I was at a networking event when some guy walked up to me, slid his business card into my hand and proceeded to tell me, unsolicited, all about his business. When he finally paused to take a breath, I waited for him to ask about me. As he opened his mouth, the only invitation that fell out was, “Can I have one of your cards?”
“Why?” I asked. “You don’t know anything about me and, outside of allowing you to talk at me for the last 10 minutes, I’ve given you no value at all. Why in the world would you want to stay in touch with me??”
Don’t be this guy. I’m begging you!
Unless you’re standing on the opposite side of the counter at Nordstrom, it’s not likely I’m going to buy from you in the initial conversation. I only do business with people I love (not “like”), so why don’t you take the time to really get to know me?
Learn to Contribute
When you are able to contribute value to someone’s business success, you become someone they want to know. Here are some important tips to remember about Contribution:
Start in Service – Begin your conversation in Service, not Sales. You’re not going to sell anything anyway, so you might as well help the person you’re speaking with. You’re here to connect and to create genuine relationships.
Quality Contribution – Remember that the quality of your contribution reflects the quality of your work. If you have only a mediocre suggestion or a “just okay” introduction to offer, better to keep it to yourself.
Inventory Management – Build an awesome collection of people in your Rolodex (I know, we don’t really use a Rolodex anymore. Just go with it, okay?). And meet people from wildly disconnected fields. You never know when someone will need to meet a quality plumber or a successful math tutor or professional musician. As you grow your reputation for quality introductions, people will see you as a treasured resource for all of their needs.
Genuine Curiosity – Don’t assume that you know everything about their business. Ask questions, not to position your services as the solution, but to truly learn more about their work and their lives.

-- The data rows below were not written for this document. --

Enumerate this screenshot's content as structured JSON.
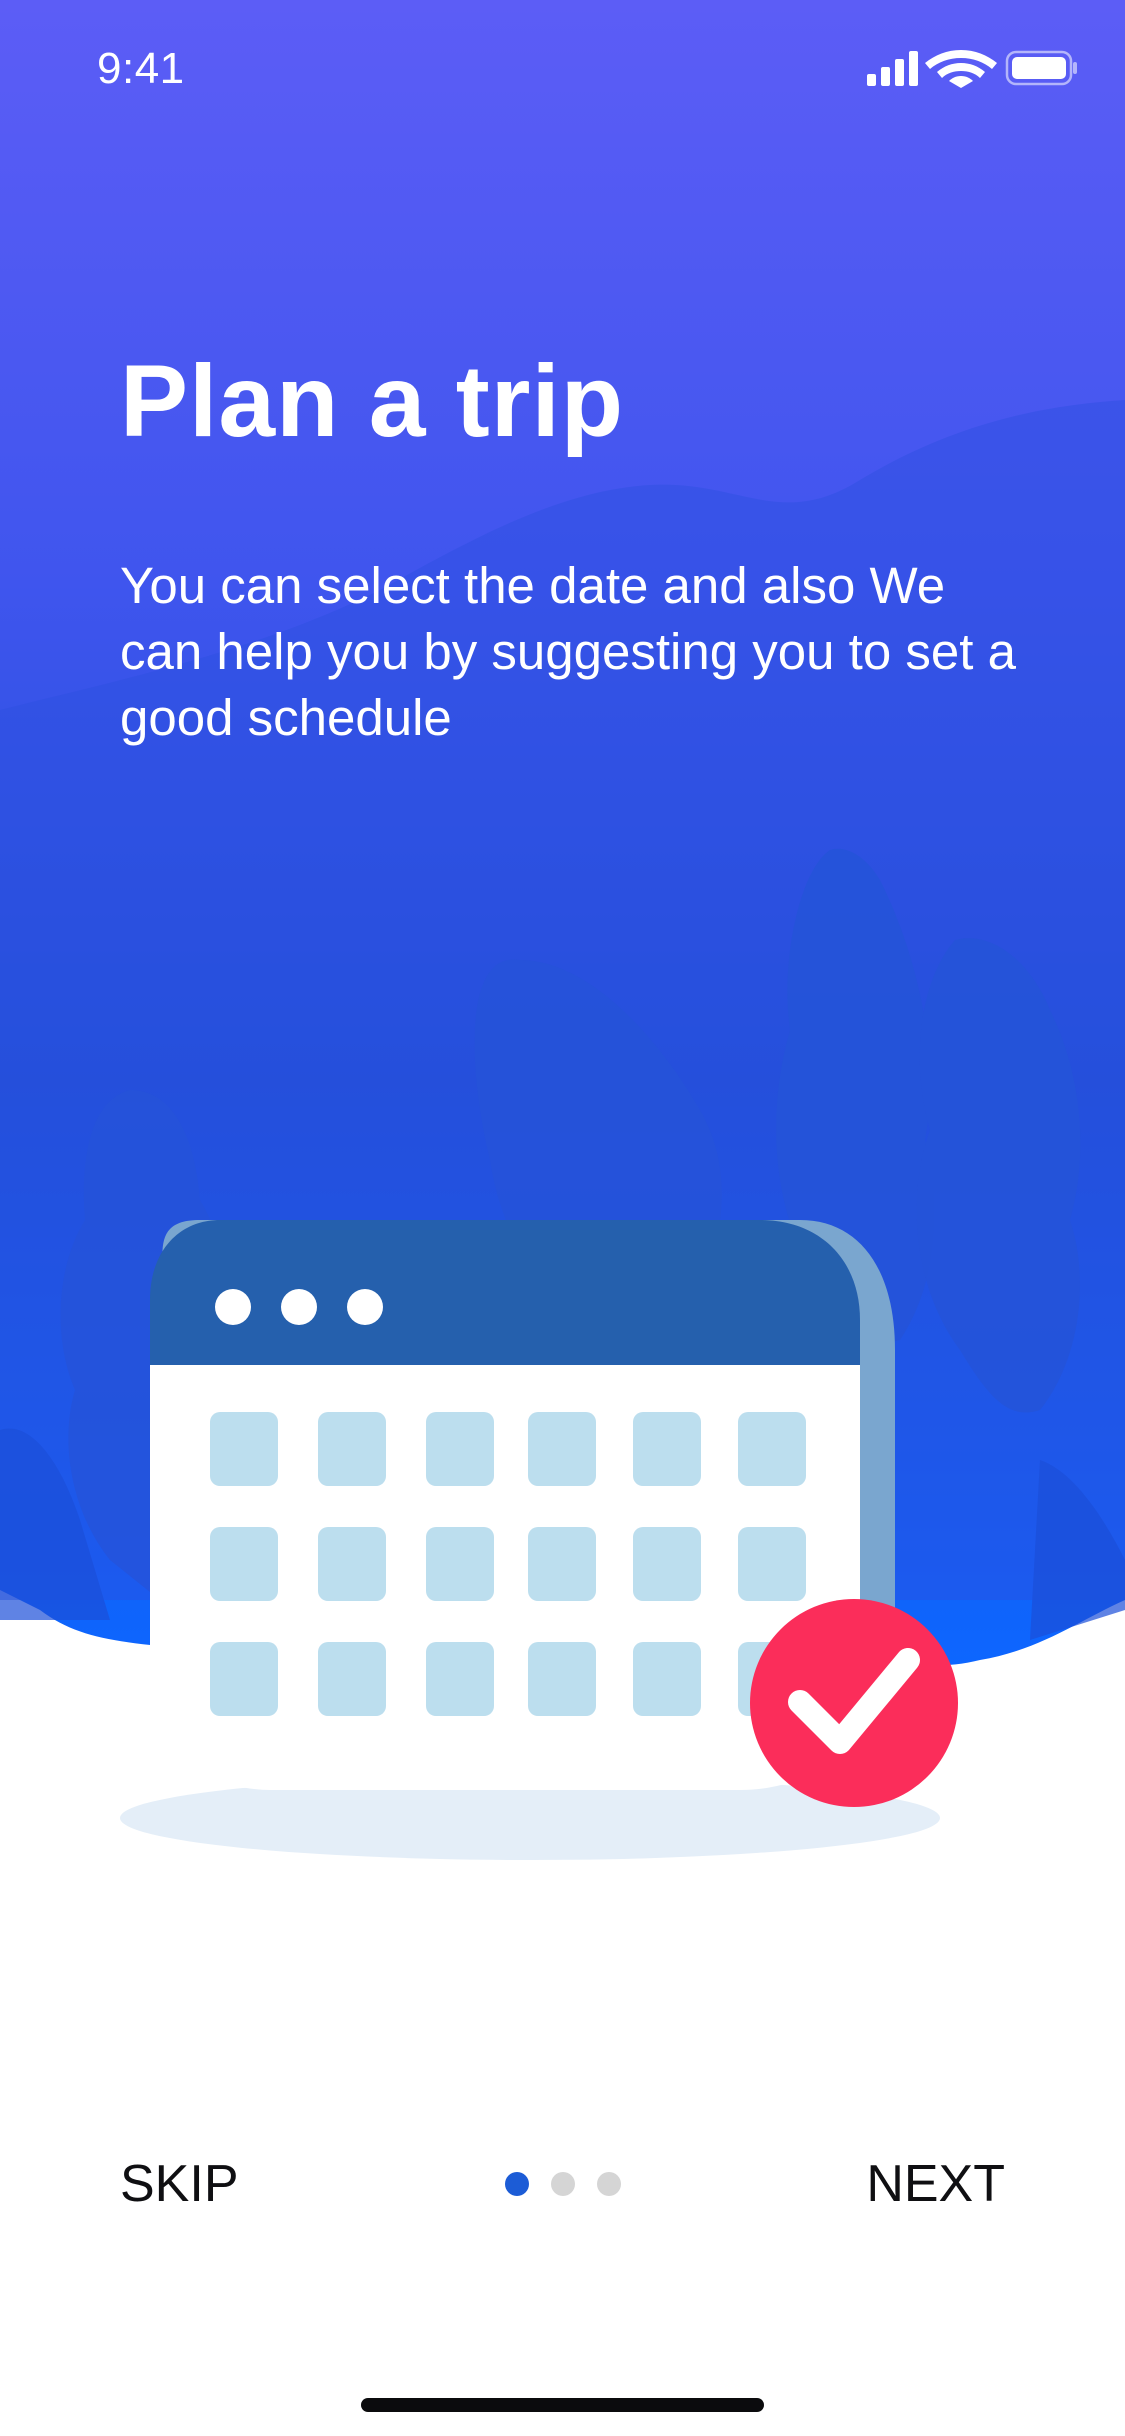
{
  "status_bar": {
    "time": "9:41"
  },
  "onboarding": {
    "title": "Plan a trip",
    "description": "You can select the date and also We can help you by suggesting you to set a good schedule"
  },
  "illustration": {
    "icon": "calendar-check-icon"
  },
  "footer": {
    "skip_label": "SKIP",
    "next_label": "NEXT",
    "pages_total": 3,
    "current_page": 1
  },
  "colors": {
    "gradient_top": "#5b5cf5",
    "gradient_bottom": "#0f63ff",
    "calendar_header": "#2560ad",
    "calendar_cell": "#bcdeee",
    "check_badge": "#fb2d5a",
    "dot_active": "#1c5cd6",
    "dot_inactive": "#d5d5d5"
  }
}
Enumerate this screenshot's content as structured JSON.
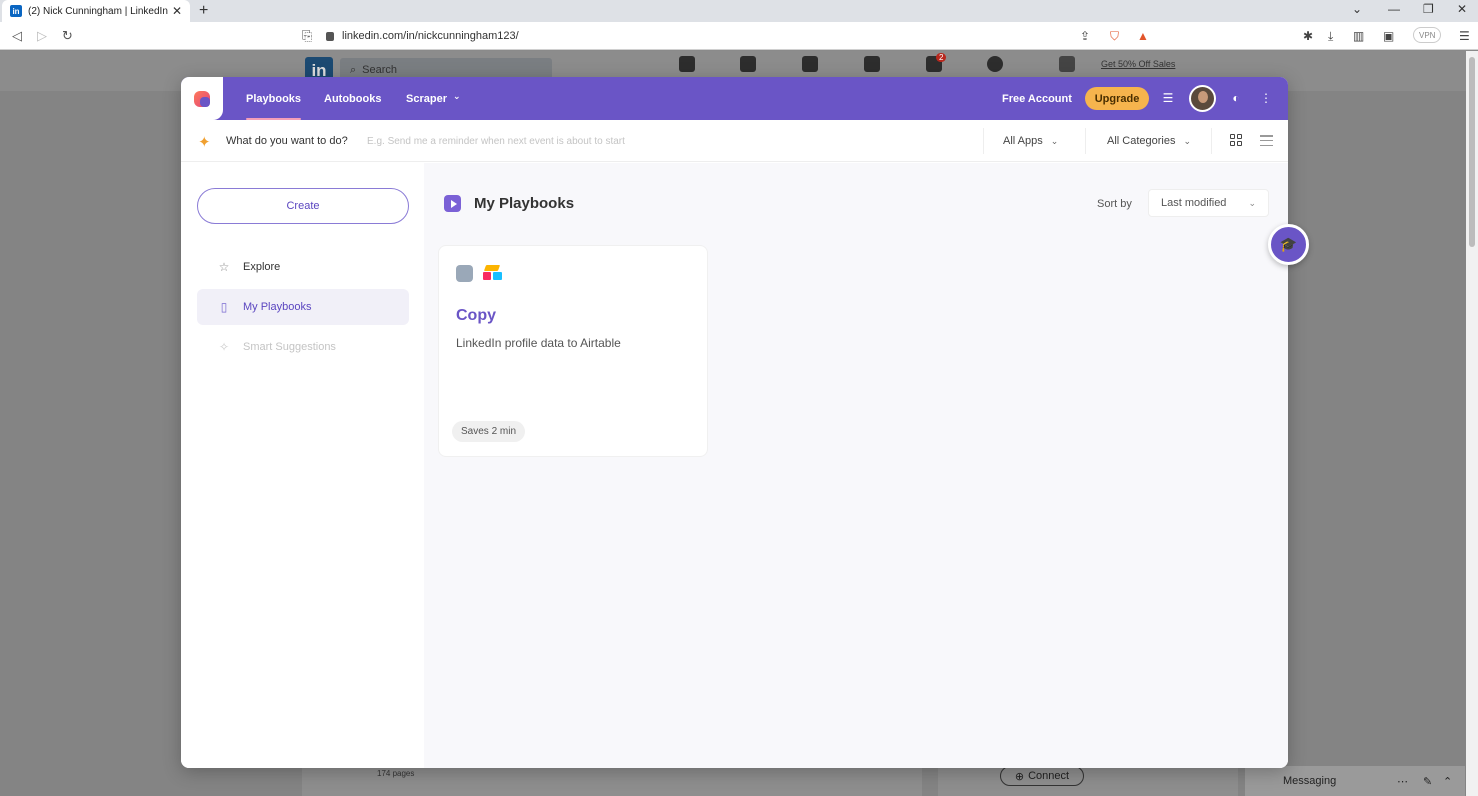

Deep Listening – This takes practice, but when you turn off your Sales Impulse, you’ll hear so much! The conversation is not a round of double-dutch jump rope, where you’re just waiting for your opportunity to speak. Pay attention to what they’re sharing. Ask follow-up questions. Stay with them and allow them to shine.
Don’t Keep Count – You’ll enjoy this process a whole lot more when you Give just for the love of the Give, without any expectation of getting something in return. I promise you, it will always come back to you. I don’t know how or when, but Contribution is the most loyal boomerang you’ll ever throw.
The way we do business has really changed over the last 30 years. We have sacrificed long-term planning for the rush of short-term profits. In this new economy, we’re experiencing a return to valuing the relationship over the transaction. And it all begins with your ability to consistently Contribute to the success of others.
Do you have some thoughts about contribution and how it has worked for you? Please share in the comments below.
P.S. Contribution is the first of the 5 C’s that make up the Relationship Quotient (RQ)™. How strong is your Contribution? Take a free self-assessment and learn more here: www.WithoutNoticeTheBook.com.
Bonnie Karpay, author of "Without Notice: Life Can Change In a Moment" and creator of The Relationship Quotient™ (RQ), teaches organizations, entrepreneurs and sales professionals how to develop and maintain genuine business relationships. Karpay identified five simple keys to creating loyal, lifetime customers, who refer like crazy, give raving testimonials and are price flexible. Nominated as “America’s Most Influential Business Connector” in 2011, Karpay’s fresh, new twist on an age old topic has made her an in-demand, innovative expert to sales professionals around the world. To learn more, visit www.BonnieKarpay.com.
I like the #4 and #6 these have produced some great deep relationships with other professionals doing some great things! I do believe these 2 are severely lacking in the DNA of folks in a Large and MegaLarge Corp. This does trickle out into the communities these professional folks live in. It's a problem that I feel is hindering the growth of our economy. These folks have put the blinders on. Just a sociological observation....
keithprivette I totally hear you, Keith! The good news is that in this new economy, the rules have changed and ALL companies (large & small) are going to have to learn to adapt to the new game. Customers are now requiring that we show up authentically and in deep service.
Research has shown that during a weakened economy, when customers are freaking out, they're going to respond in one of two ways: 1) They become very focused on price. OR 2) They seek relationship with companies that take care of them and lower their stress & anxiety.
Great post, Bonnie. I've managed sales teams in the past and the main skill I tried to teach them was how to listen. It is living Stephen Covey's 5th Habit: seek first to understand, then to be understood.
I think I met that "same" guy you were writing about. It almost sent me into networking hibernation! A common response when meeting people whose idea of networking is "suit up and throw up." BrrrrRRRrrrr Thanks for your good work!!